▸ SUPPLIED MATERIAL
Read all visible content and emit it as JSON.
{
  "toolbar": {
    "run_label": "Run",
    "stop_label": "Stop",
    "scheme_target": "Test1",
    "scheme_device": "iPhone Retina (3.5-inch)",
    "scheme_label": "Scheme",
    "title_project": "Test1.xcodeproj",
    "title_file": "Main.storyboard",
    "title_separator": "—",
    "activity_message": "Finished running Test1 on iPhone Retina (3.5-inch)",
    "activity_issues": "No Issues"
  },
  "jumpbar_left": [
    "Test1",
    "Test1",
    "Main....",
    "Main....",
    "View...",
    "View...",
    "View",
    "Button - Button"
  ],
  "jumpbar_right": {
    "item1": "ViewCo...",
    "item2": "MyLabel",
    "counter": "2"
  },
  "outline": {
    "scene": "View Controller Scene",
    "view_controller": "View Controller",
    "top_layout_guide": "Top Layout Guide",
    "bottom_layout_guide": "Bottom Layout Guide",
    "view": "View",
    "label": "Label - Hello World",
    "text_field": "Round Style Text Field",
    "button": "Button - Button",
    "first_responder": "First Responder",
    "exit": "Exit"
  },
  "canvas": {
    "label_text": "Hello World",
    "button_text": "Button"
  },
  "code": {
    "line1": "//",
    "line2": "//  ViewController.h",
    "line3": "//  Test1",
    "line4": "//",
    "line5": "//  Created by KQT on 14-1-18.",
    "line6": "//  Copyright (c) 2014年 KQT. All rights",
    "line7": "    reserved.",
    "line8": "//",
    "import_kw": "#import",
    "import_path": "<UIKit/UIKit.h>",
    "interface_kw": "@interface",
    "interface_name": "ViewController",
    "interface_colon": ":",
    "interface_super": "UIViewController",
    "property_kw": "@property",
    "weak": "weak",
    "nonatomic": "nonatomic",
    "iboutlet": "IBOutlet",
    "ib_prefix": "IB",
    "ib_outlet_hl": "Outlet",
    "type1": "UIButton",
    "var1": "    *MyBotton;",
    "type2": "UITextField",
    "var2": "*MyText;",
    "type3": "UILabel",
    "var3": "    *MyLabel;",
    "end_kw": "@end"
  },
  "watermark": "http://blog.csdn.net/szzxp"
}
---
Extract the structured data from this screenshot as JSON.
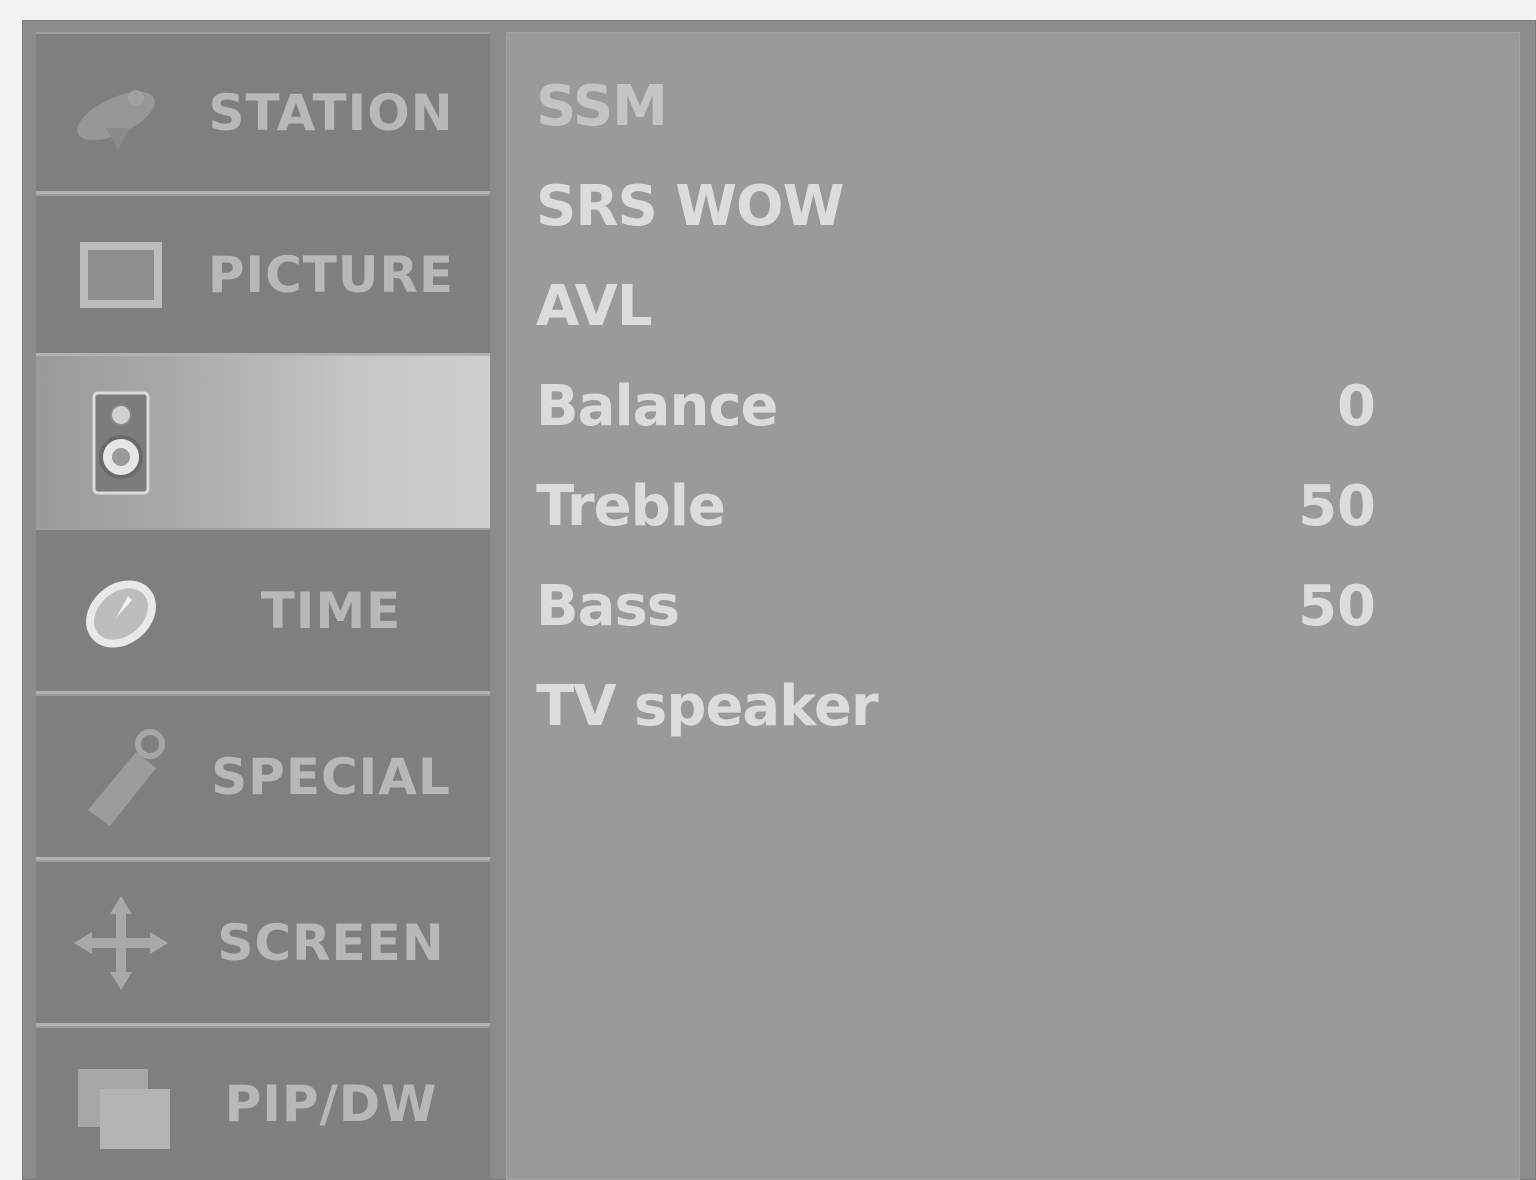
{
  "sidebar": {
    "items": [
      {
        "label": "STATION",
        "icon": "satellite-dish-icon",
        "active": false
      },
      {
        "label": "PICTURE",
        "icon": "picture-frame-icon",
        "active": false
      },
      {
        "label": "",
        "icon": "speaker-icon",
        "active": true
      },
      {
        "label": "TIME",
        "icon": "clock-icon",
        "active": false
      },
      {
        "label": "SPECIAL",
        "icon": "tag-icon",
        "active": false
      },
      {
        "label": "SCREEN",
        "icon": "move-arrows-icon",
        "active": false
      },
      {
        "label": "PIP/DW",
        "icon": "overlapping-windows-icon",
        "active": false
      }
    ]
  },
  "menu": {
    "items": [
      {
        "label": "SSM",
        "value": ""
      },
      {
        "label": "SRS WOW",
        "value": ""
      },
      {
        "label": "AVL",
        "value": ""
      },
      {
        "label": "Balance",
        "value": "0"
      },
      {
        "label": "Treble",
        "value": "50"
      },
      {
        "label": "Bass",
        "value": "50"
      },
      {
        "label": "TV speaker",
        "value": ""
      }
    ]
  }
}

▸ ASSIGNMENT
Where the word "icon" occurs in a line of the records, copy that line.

▸ COMPLETED EXERCISE
        "icon": "satellite-dish-icon",
        "icon": "picture-frame-icon",
        "icon": "speaker-icon",
        "icon": "clock-icon",
        "icon": "tag-icon",
        "icon": "move-arrows-icon",
        "icon": "overlapping-windows-icon",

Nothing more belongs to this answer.